Page and application data records
# # #

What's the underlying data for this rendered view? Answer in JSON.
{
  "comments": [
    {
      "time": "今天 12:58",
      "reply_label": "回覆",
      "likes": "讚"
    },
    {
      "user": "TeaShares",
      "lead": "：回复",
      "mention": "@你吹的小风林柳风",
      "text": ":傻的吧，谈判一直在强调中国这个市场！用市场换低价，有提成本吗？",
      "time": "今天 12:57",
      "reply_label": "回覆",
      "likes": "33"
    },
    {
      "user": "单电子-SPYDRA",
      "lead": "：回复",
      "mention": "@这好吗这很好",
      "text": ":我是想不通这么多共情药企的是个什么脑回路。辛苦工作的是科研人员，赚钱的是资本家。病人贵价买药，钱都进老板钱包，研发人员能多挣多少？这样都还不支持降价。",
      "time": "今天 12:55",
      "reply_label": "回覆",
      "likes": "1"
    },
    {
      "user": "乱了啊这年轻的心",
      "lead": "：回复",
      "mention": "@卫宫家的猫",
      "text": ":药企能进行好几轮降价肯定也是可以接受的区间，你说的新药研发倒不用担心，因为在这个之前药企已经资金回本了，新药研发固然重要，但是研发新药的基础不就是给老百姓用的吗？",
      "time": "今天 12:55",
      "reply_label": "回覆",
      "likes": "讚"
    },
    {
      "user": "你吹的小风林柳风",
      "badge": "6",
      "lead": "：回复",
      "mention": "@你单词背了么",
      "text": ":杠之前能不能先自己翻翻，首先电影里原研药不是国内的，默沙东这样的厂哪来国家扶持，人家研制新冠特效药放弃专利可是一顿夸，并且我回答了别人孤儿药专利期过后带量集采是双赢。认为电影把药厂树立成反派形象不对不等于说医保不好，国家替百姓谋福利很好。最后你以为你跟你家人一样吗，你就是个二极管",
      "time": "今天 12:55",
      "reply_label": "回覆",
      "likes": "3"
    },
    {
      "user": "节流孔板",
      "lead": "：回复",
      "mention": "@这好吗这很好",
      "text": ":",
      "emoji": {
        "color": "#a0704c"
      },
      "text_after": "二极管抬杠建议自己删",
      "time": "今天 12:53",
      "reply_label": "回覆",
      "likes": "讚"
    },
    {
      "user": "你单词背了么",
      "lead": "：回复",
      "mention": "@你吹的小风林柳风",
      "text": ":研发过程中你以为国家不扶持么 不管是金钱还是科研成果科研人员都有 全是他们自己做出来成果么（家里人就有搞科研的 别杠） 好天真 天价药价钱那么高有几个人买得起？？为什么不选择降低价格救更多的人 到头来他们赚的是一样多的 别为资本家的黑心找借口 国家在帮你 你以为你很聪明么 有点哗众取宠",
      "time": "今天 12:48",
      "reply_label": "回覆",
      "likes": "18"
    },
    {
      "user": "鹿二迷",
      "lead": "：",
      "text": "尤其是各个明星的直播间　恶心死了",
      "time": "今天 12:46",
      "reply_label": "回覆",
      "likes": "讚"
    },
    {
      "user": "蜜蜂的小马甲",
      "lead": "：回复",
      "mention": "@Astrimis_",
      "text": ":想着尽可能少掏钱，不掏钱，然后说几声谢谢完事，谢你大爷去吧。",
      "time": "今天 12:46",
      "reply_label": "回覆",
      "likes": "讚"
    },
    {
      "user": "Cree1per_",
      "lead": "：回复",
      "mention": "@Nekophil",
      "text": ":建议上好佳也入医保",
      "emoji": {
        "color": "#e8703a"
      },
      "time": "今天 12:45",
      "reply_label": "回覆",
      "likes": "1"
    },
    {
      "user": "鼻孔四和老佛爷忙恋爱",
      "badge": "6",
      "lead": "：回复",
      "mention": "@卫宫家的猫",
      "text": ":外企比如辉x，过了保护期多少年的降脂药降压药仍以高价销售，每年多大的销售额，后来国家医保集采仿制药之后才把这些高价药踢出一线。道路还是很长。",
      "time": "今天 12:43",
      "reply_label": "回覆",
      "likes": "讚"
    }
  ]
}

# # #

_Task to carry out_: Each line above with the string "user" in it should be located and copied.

_Result of the task_:
      "user": "TeaShares",
      "user": "单电子-SPYDRA",
      "user": "乱了啊这年轻的心",
      "user": "你吹的小风林柳风",
      "user": "节流孔板",
      "user": "你单词背了么",
      "user": "鹿二迷",
      "user": "蜜蜂的小马甲",
      "user": "Cree1per_",
      "user": "鼻孔四和老佛爷忙恋爱",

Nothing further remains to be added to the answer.